Many paths. One welcoming and diverse community.

Minister's Corner


The Minister's Corner is a column which is also featured in our monthly newsletter Connection.

Here you will find the musings of our minister, Rev. Khleber Van Zandt.  If you find you want to talk to the minister about his column, email him at .

Testing, Testing...

testingThroughout my educational career, I fought a pretty bad case of test anxiety. While in general I love problem solving, I hate tests. Go figure.

Remembering my own struggles and wary of inflicting them on you, I have a couple of riddles for you. If it helps, think of these questions as problem solving rather than as a formal test.

Problem Number One:

Imagine you are driving a city bus. At the beginning of the shift, there are 10 passengers onboard. At the first stop, 3 passengers get off and 8 more get on. At the second stop, 2 get off and 7 get on. At the third stop, 6 disembark and only 4 get on. At the next stop – the airport – 14 get off while 19 push to find seats. The next stop is the bus terminal where everybody must exit.

Now, assuming you’re good at paying attention and are quick with addition and subtraction, here’s your question: what is the name of the bus driver?

Problem Numero Two:

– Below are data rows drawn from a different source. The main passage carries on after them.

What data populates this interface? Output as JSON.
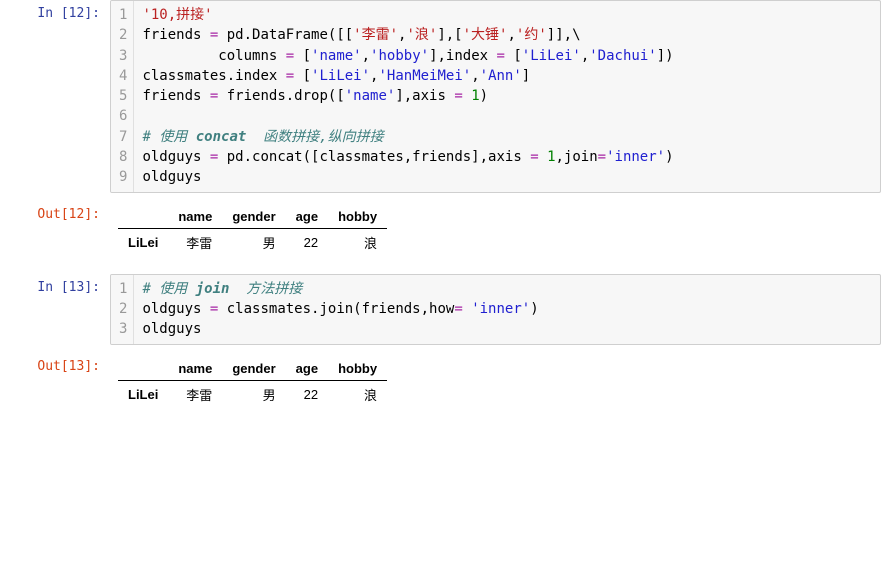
{
  "cell1": {
    "in_prompt": "In [12]:",
    "out_prompt": "Out[12]:",
    "gutter": [
      "1",
      "2",
      "3",
      "4",
      "5",
      "6",
      "7",
      "8",
      "9"
    ],
    "l1_s": "'10,拼接'",
    "l2_a": "friends ",
    "l2_op1": "=",
    "l2_b": " pd.DataFrame([[",
    "l2_s1": "'李雷'",
    "l2_c": ",",
    "l2_s2": "'浪'",
    "l2_d": "],[",
    "l2_s3": "'大锤'",
    "l2_e": ",",
    "l2_s4": "'约'",
    "l2_f": "]],\\",
    "l3_a": "         columns ",
    "l3_op1": "=",
    "l3_b": " [",
    "l3_s1": "'name'",
    "l3_c": ",",
    "l3_s2": "'hobby'",
    "l3_d": "],index ",
    "l3_op2": "=",
    "l3_e": " [",
    "l3_s3": "'LiLei'",
    "l3_f": ",",
    "l3_s4": "'Dachui'",
    "l3_g": "])",
    "l4_a": "classmates.index ",
    "l4_op1": "=",
    "l4_b": " [",
    "l4_s1": "'LiLei'",
    "l4_c": ",",
    "l4_s2": "'HanMeiMei'",
    "l4_d": ",",
    "l4_s3": "'Ann'",
    "l4_e": "]",
    "l5_a": "friends ",
    "l5_op1": "=",
    "l5_b": " friends.drop([",
    "l5_s1": "'name'",
    "l5_c": "],axis ",
    "l5_op2": "=",
    "l5_d": " ",
    "l5_n": "1",
    "l5_e": ")",
    "l7_a": "# 使用 ",
    "l7_b": "concat",
    "l7_c": "  函数拼接,纵向拼接",
    "l8_a": "oldguys ",
    "l8_op1": "=",
    "l8_b": " pd.concat([classmates,friends],axis ",
    "l8_op2": "=",
    "l8_c": " ",
    "l8_n": "1",
    "l8_d": ",join",
    "l8_op3": "=",
    "l8_s1": "'inner'",
    "l8_e": ")",
    "l9": "oldguys",
    "table": {
      "cols": [
        "name",
        "gender",
        "age",
        "hobby"
      ],
      "rows": [
        {
          "idx": "LiLei",
          "vals": [
            "李雷",
            "男",
            "22",
            "浪"
          ]
        }
      ]
    }
  },
  "cell2": {
    "in_prompt": "In [13]:",
    "out_prompt": "Out[13]:",
    "gutter": [
      "1",
      "2",
      "3"
    ],
    "l1_a": "# 使用 ",
    "l1_b": "join",
    "l1_c": "  方法拼接",
    "l2_a": "oldguys ",
    "l2_op1": "=",
    "l2_b": " classmates.join(friends,how",
    "l2_op2": "=",
    "l2_c": " ",
    "l2_s1": "'inner'",
    "l2_d": ")",
    "l3": "oldguys",
    "table": {
      "cols": [
        "name",
        "gender",
        "age",
        "hobby"
      ],
      "rows": [
        {
          "idx": "LiLei",
          "vals": [
            "李雷",
            "男",
            "22",
            "浪"
          ]
        }
      ]
    }
  }
}
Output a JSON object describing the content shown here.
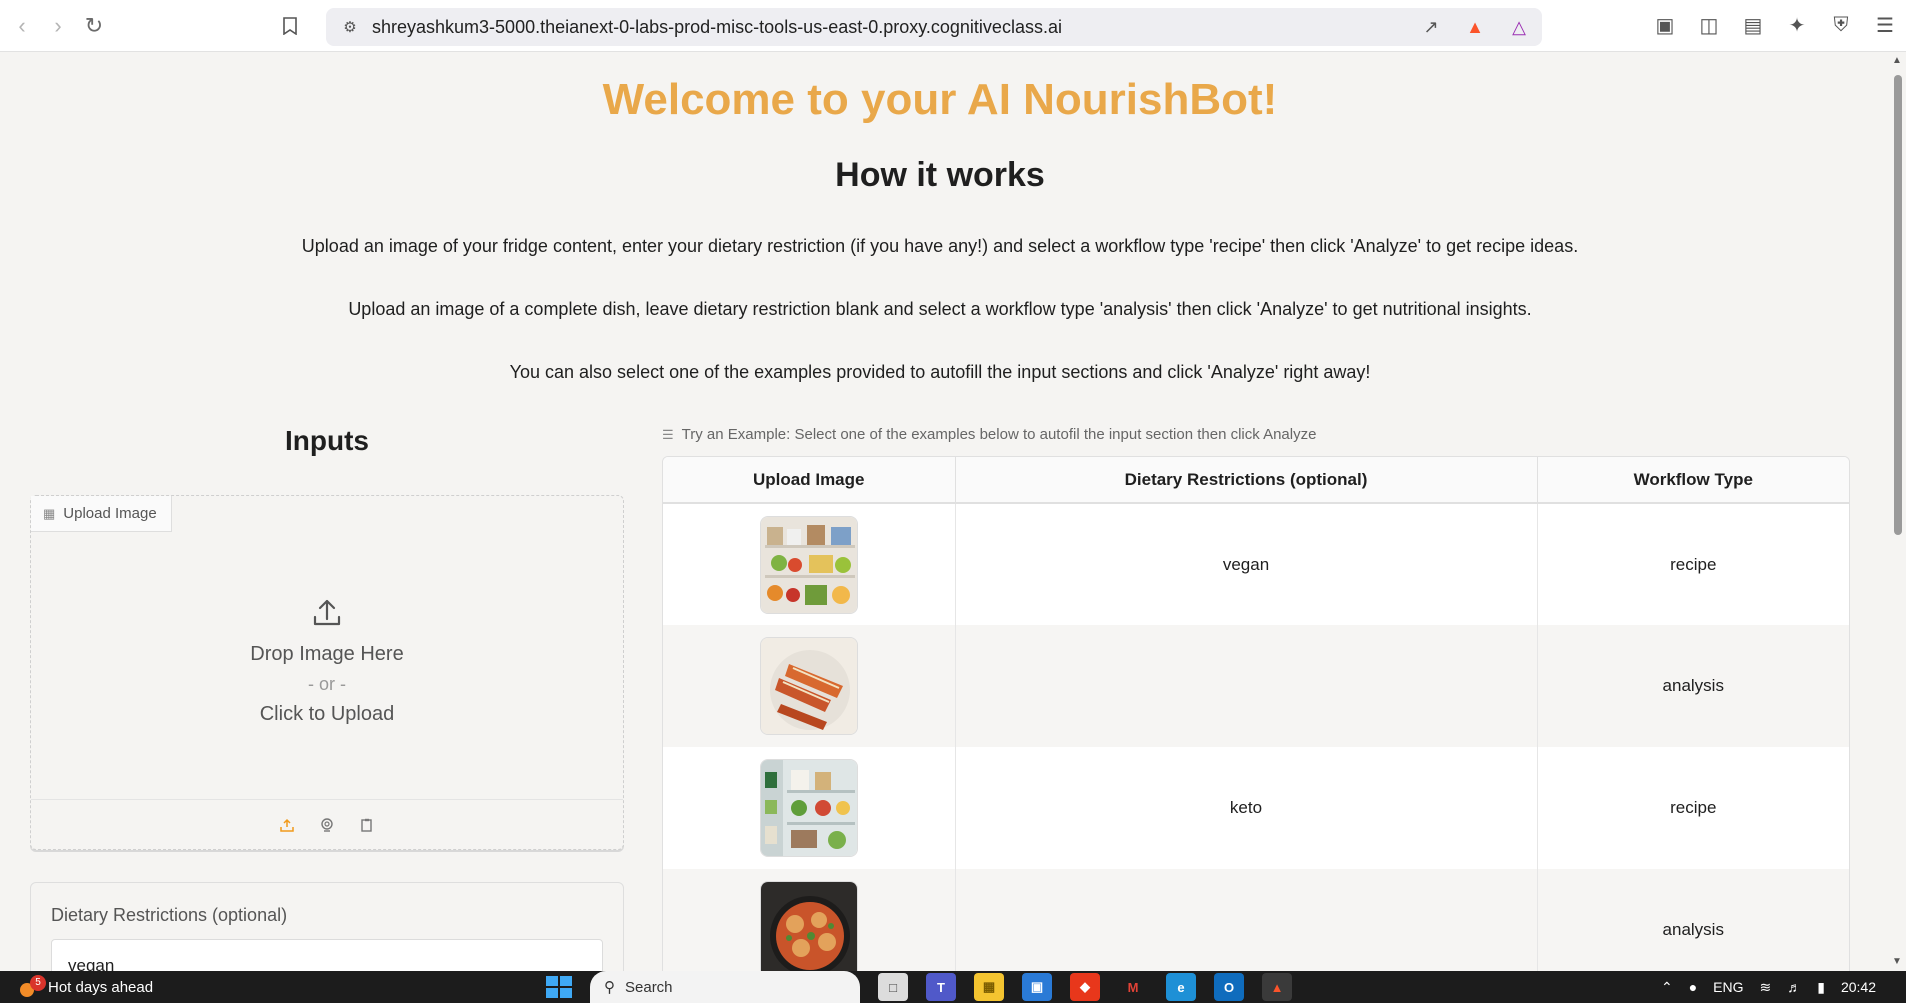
{
  "browser": {
    "url": "shreyashkum3-5000.theianext-0-labs-prod-misc-tools-us-east-0.proxy.cognitiveclass.ai"
  },
  "page": {
    "title": "Welcome to your AI NourishBot!",
    "subtitle": "How it works",
    "paragraphs": [
      "Upload an image of your fridge content, enter your dietary restriction (if you have any!) and select a workflow type 'recipe' then click 'Analyze' to get recipe ideas.",
      "Upload an image of a complete dish, leave dietary restriction blank and select a workflow type 'analysis' then click 'Analyze' to get nutritional insights.",
      "You can also select one of the examples provided to autofill the input sections and click 'Analyze' right away!"
    ]
  },
  "inputs": {
    "heading": "Inputs",
    "upload": {
      "tab_label": "Upload Image",
      "drop_text": "Drop Image Here",
      "or_text": "- or -",
      "click_text": "Click to Upload"
    },
    "dietary": {
      "label": "Dietary Restrictions (optional)",
      "value": "vegan"
    }
  },
  "examples": {
    "label": "Try an Example: Select one of the examples below to autofil the input section then click Analyze",
    "columns": [
      "Upload Image",
      "Dietary Restrictions (optional)",
      "Workflow Type"
    ],
    "rows": [
      {
        "image": "fridge-image",
        "diet": "vegan",
        "workflow": "recipe"
      },
      {
        "image": "dish-image",
        "diet": "",
        "workflow": "analysis"
      },
      {
        "image": "fridge-image",
        "diet": "keto",
        "workflow": "recipe"
      },
      {
        "image": "dish-image",
        "diet": "",
        "workflow": "analysis"
      }
    ]
  },
  "taskbar": {
    "weather_count": "5",
    "weather_text": "Hot days ahead",
    "search_placeholder": "Search",
    "language": "ENG",
    "time": "20:42"
  }
}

There are 14 frogs on a log. Life is good for the frogs. Oh, there are the usual amphibian tensions and disputes, but they love their log, they love their community, and they get along reasonably well. Now let’s say 3 frogs up and decide to jump off the log.

Again, assuming you’ve paid attention and are somewhat adept at simple subtraction this time around, here’s the question: how many frogs are there on the log?

In the first problem, you might have been ready with the answer “23,” which appears to be the number of people remaining on the bus when it reaches the terminal. As it turns out, though, that wasn’t the question.

And for the second problem, if you’re quick, you might want to say 11 frogs remain on the log after 3 of the 14 decide to jump off. But look closer, and further examination will show you that “deciding to jump” is not the same as actually jumping. So really, 14 frogs remain on the log, at least for the time being.

As we move into the future, the questions faced by this congregation might be similar to the first of our riddles: we are so good at looking for a solution to a problem that we sometimes miss the real questions being asked.

Like the second riddle, we’ll need to remember that deciding to do something is not the same as actually doing it: just because we’ve made a decision doesn’t mean we don’t still have real work to do.

See you in church,